**PROBLEM TO SOLVE**
Please give the records below again in full, exactly, with the images left out.

SUPPLIED INFORMATION: Begin

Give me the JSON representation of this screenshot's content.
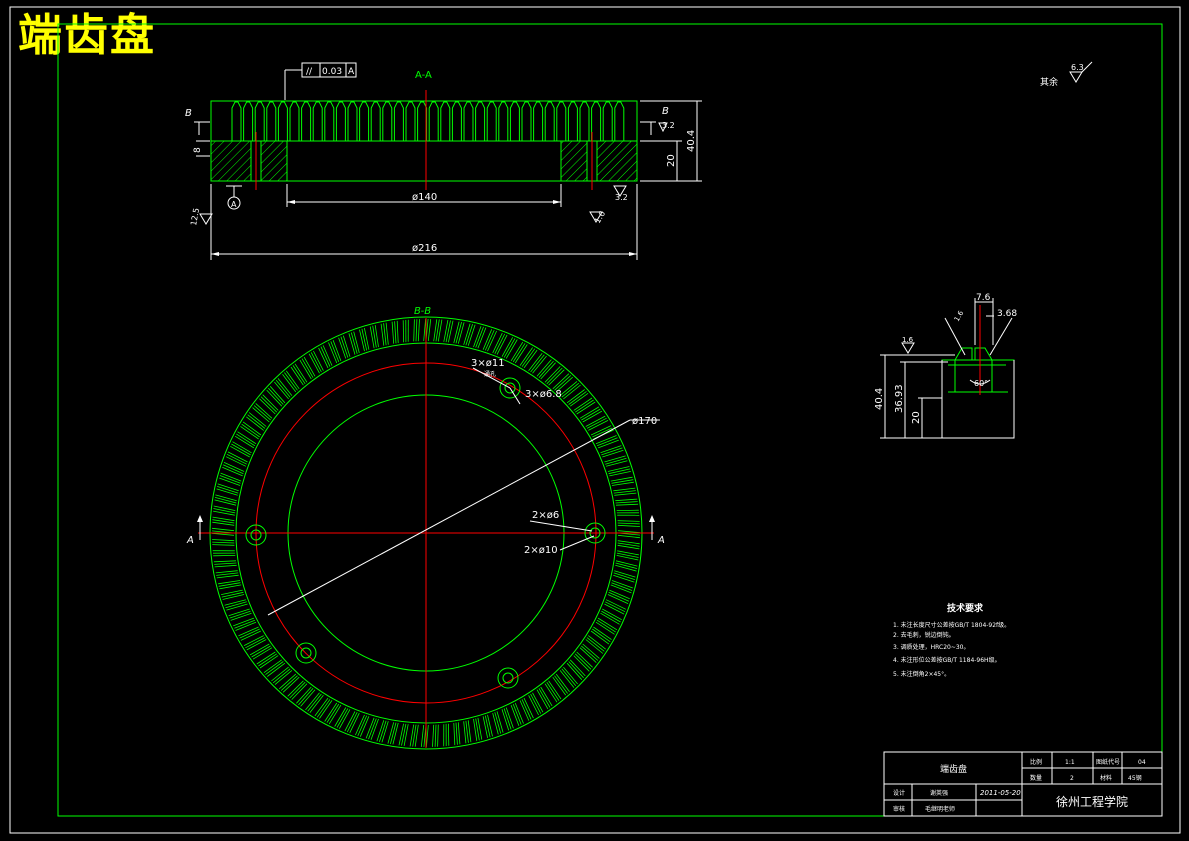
{
  "title": "端齿盘",
  "section_aa": "A-A",
  "section_bb": "B-B",
  "tolerance": {
    "symbol": "//",
    "value": "0.03",
    "datum": "A"
  },
  "labels": {
    "B_left": "B",
    "B_right": "B",
    "A_left": "A",
    "A_right": "A",
    "datum_A": "A",
    "rest_note": "其余",
    "rest_rough": "6.3"
  },
  "dims_aa": {
    "d140": "ø140",
    "d216": "ø216",
    "h8": "8",
    "h20": "20",
    "h40_4": "40.4",
    "rough_3_2a": "3.2",
    "rough_3_2b": "3.2",
    "rough_1_6": "1.6",
    "rough_12_5": "12.5"
  },
  "dims_bb": {
    "holes_11": "3×ø11",
    "holes_11_note": "通孔",
    "holes_6_8": "3×ø6.8",
    "d170": "ø170",
    "holes_6": "2×ø6",
    "holes_10": "2×ø10"
  },
  "detail": {
    "w7_6": "7.6",
    "w3_68": "3.68",
    "h40_4": "40.4",
    "h36_93": "36.93",
    "h20": "20",
    "angle": "60°",
    "rough_a": "1.6",
    "rough_b": "1.6"
  },
  "tech": {
    "title": "技术要求",
    "items": [
      "1. 未注长度尺寸公差按GB/T 1804-92f级。",
      "2. 去毛刺，锐边倒钝。",
      "3. 调质处理，HRC20~30。",
      "4. 未注形位公差按GB/T 1184-96H级。",
      "5. 未注倒角2×45°。"
    ]
  },
  "title_block": {
    "part_name": "端齿盘",
    "scale_label": "比例",
    "scale_value": "1:1",
    "drawing_no_label": "图纸代号",
    "drawing_no": "04",
    "qty_label": "数量",
    "qty_value": "2",
    "material_label": "材料",
    "material_value": "45钢",
    "design_label": "设计",
    "designer": "谢英强",
    "date": "2011-05-20",
    "review_label": "审核",
    "reviewer": "毛继明老师",
    "school": "徐州工程学院"
  },
  "colors": {
    "background": "#000000",
    "outline": "#00ff00",
    "center": "#ff0000",
    "dimension": "#ffffff",
    "title": "#ffff00",
    "section_label": "#00ff00"
  }
}
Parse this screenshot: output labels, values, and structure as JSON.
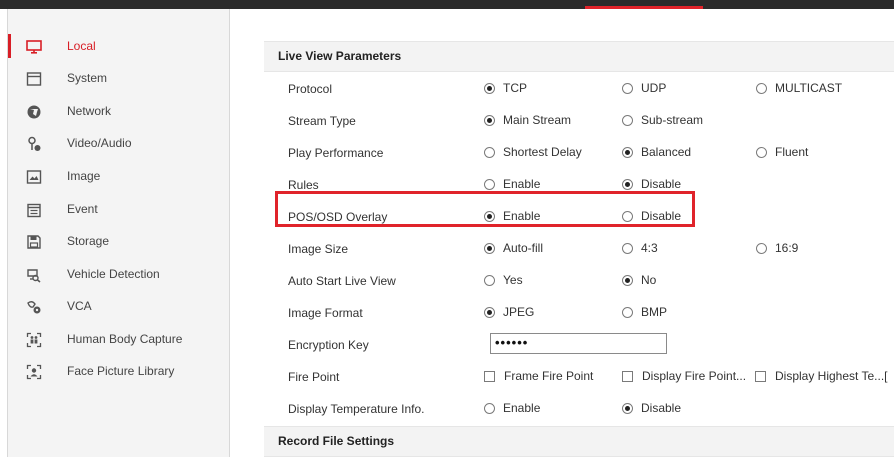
{
  "colors": {
    "accent": "#e0232a",
    "topbar": "#2b2b2b",
    "sidebar_bg": "#f4f4f4",
    "section_bg": "#f3f3f3"
  },
  "sidebar": {
    "items": [
      {
        "label": "Local",
        "icon": "monitor-icon",
        "active": true
      },
      {
        "label": "System",
        "icon": "window-icon",
        "active": false
      },
      {
        "label": "Network",
        "icon": "globe-icon",
        "active": false
      },
      {
        "label": "Video/Audio",
        "icon": "audio-icon",
        "active": false
      },
      {
        "label": "Image",
        "icon": "image-icon",
        "active": false
      },
      {
        "label": "Event",
        "icon": "calendar-icon",
        "active": false
      },
      {
        "label": "Storage",
        "icon": "save-icon",
        "active": false
      },
      {
        "label": "Vehicle Detection",
        "icon": "car-icon",
        "active": false
      },
      {
        "label": "VCA",
        "icon": "vca-icon",
        "active": false
      },
      {
        "label": "Human Body Capture",
        "icon": "human-body-icon",
        "active": false
      },
      {
        "label": "Face Picture Library",
        "icon": "face-icon",
        "active": false
      }
    ]
  },
  "sections": {
    "live_view": "Live View Parameters",
    "record_file": "Record File Settings"
  },
  "params": {
    "protocol": {
      "label": "Protocol",
      "options": [
        "TCP",
        "UDP",
        "MULTICAST"
      ],
      "selected": "TCP"
    },
    "stream_type": {
      "label": "Stream Type",
      "options": [
        "Main Stream",
        "Sub-stream"
      ],
      "selected": "Main Stream"
    },
    "play_performance": {
      "label": "Play Performance",
      "options": [
        "Shortest Delay",
        "Balanced",
        "Fluent"
      ],
      "selected": "Balanced"
    },
    "rules": {
      "label": "Rules",
      "options": [
        "Enable",
        "Disable"
      ],
      "selected": "Disable"
    },
    "pos_osd": {
      "label": "POS/OSD Overlay",
      "options": [
        "Enable",
        "Disable"
      ],
      "selected": "Enable"
    },
    "image_size": {
      "label": "Image Size",
      "options": [
        "Auto-fill",
        "4:3",
        "16:9"
      ],
      "selected": "Auto-fill"
    },
    "auto_start": {
      "label": "Auto Start Live View",
      "options": [
        "Yes",
        "No"
      ],
      "selected": "No"
    },
    "image_format": {
      "label": "Image Format",
      "options": [
        "JPEG",
        "BMP"
      ],
      "selected": "JPEG"
    },
    "encryption_key": {
      "label": "Encryption Key",
      "value": "••••••"
    },
    "fire_point": {
      "label": "Fire Point",
      "options": [
        "Frame Fire Point",
        "Display Fire Point...",
        "Display Highest Te...["
      ]
    },
    "temp_info": {
      "label": "Display Temperature Info.",
      "options": [
        "Enable",
        "Disable"
      ],
      "selected": "Disable"
    }
  }
}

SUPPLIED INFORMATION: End

**ANSWER TO THIS TASK**
Give me the JSON representation of this screenshot's content.
{
  "title": "端齿盘",
  "section_aa": "A-A",
  "section_bb": "B-B",
  "tolerance": {
    "symbol": "//",
    "value": "0.03",
    "datum": "A"
  },
  "labels": {
    "B_left": "B",
    "B_right": "B",
    "A_left": "A",
    "A_right": "A",
    "datum_A": "A",
    "rest_note": "其余",
    "rest_rough": "6.3"
  },
  "dims_aa": {
    "d140": "ø140",
    "d216": "ø216",
    "h8": "8",
    "h20": "20",
    "h40_4": "40.4",
    "rough_3_2a": "3.2",
    "rough_3_2b": "3.2",
    "rough_1_6": "1.6",
    "rough_12_5": "12.5"
  },
  "dims_bb": {
    "holes_11": "3×ø11",
    "holes_11_note": "通孔",
    "holes_6_8": "3×ø6.8",
    "d170": "ø170",
    "holes_6": "2×ø6",
    "holes_10": "2×ø10"
  },
  "detail": {
    "w7_6": "7.6",
    "w3_68": "3.68",
    "h40_4": "40.4",
    "h36_93": "36.93",
    "h20": "20",
    "angle": "60°",
    "rough_a": "1.6",
    "rough_b": "1.6"
  },
  "tech": {
    "title": "技术要求",
    "items": [
      "1. 未注长度尺寸公差按GB/T 1804-92f级。",
      "2. 去毛刺，锐边倒钝。",
      "3. 调质处理，HRC20~30。",
      "4. 未注形位公差按GB/T 1184-96H级。",
      "5. 未注倒角2×45°。"
    ]
  },
  "title_block": {
    "part_name": "端齿盘",
    "scale_label": "比例",
    "scale_value": "1:1",
    "drawing_no_label": "图纸代号",
    "drawing_no": "04",
    "qty_label": "数量",
    "qty_value": "2",
    "material_label": "材料",
    "material_value": "45钢",
    "design_label": "设计",
    "designer": "谢英强",
    "date": "2011-05-20",
    "review_label": "审核",
    "reviewer": "毛继明老师",
    "school": "徐州工程学院"
  },
  "colors": {
    "background": "#000000",
    "outline": "#00ff00",
    "center": "#ff0000",
    "dimension": "#ffffff",
    "title": "#ffff00",
    "section_label": "#00ff00"
  }
}
Parse this screenshot: output labels, values, and structure as JSON.
{
  "colors": {
    "accent": "#e0232a",
    "topbar": "#2b2b2b",
    "sidebar_bg": "#f4f4f4",
    "section_bg": "#f3f3f3"
  },
  "sidebar": {
    "items": [
      {
        "label": "Local",
        "icon": "monitor-icon",
        "active": true
      },
      {
        "label": "System",
        "icon": "window-icon",
        "active": false
      },
      {
        "label": "Network",
        "icon": "globe-icon",
        "active": false
      },
      {
        "label": "Video/Audio",
        "icon": "audio-icon",
        "active": false
      },
      {
        "label": "Image",
        "icon": "image-icon",
        "active": false
      },
      {
        "label": "Event",
        "icon": "calendar-icon",
        "active": false
      },
      {
        "label": "Storage",
        "icon": "save-icon",
        "active": false
      },
      {
        "label": "Vehicle Detection",
        "icon": "car-icon",
        "active": false
      },
      {
        "label": "VCA",
        "icon": "vca-icon",
        "active": false
      },
      {
        "label": "Human Body Capture",
        "icon": "human-body-icon",
        "active": false
      },
      {
        "label": "Face Picture Library",
        "icon": "face-icon",
        "active": false
      }
    ]
  },
  "sections": {
    "live_view": "Live View Parameters",
    "record_file": "Record File Settings"
  },
  "params": {
    "protocol": {
      "label": "Protocol",
      "options": [
        "TCP",
        "UDP",
        "MULTICAST"
      ],
      "selected": "TCP"
    },
    "stream_type": {
      "label": "Stream Type",
      "options": [
        "Main Stream",
        "Sub-stream"
      ],
      "selected": "Main Stream"
    },
    "play_performance": {
      "label": "Play Performance",
      "options": [
        "Shortest Delay",
        "Balanced",
        "Fluent"
      ],
      "selected": "Balanced"
    },
    "rules": {
      "label": "Rules",
      "options": [
        "Enable",
        "Disable"
      ],
      "selected": "Disable"
    },
    "pos_osd": {
      "label": "POS/OSD Overlay",
      "options": [
        "Enable",
        "Disable"
      ],
      "selected": "Enable"
    },
    "image_size": {
      "label": "Image Size",
      "options": [
        "Auto-fill",
        "4:3",
        "16:9"
      ],
      "selected": "Auto-fill"
    },
    "auto_start": {
      "label": "Auto Start Live View",
      "options": [
        "Yes",
        "No"
      ],
      "selected": "No"
    },
    "image_format": {
      "label": "Image Format",
      "options": [
        "JPEG",
        "BMP"
      ],
      "selected": "JPEG"
    },
    "encryption_key": {
      "label": "Encryption Key",
      "value": "••••••"
    },
    "fire_point": {
      "label": "Fire Point",
      "options": [
        "Frame Fire Point",
        "Display Fire Point...",
        "Display Highest Te...["
      ]
    },
    "temp_info": {
      "label": "Display Temperature Info.",
      "options": [
        "Enable",
        "Disable"
      ],
      "selected": "Disable"
    }
  }
}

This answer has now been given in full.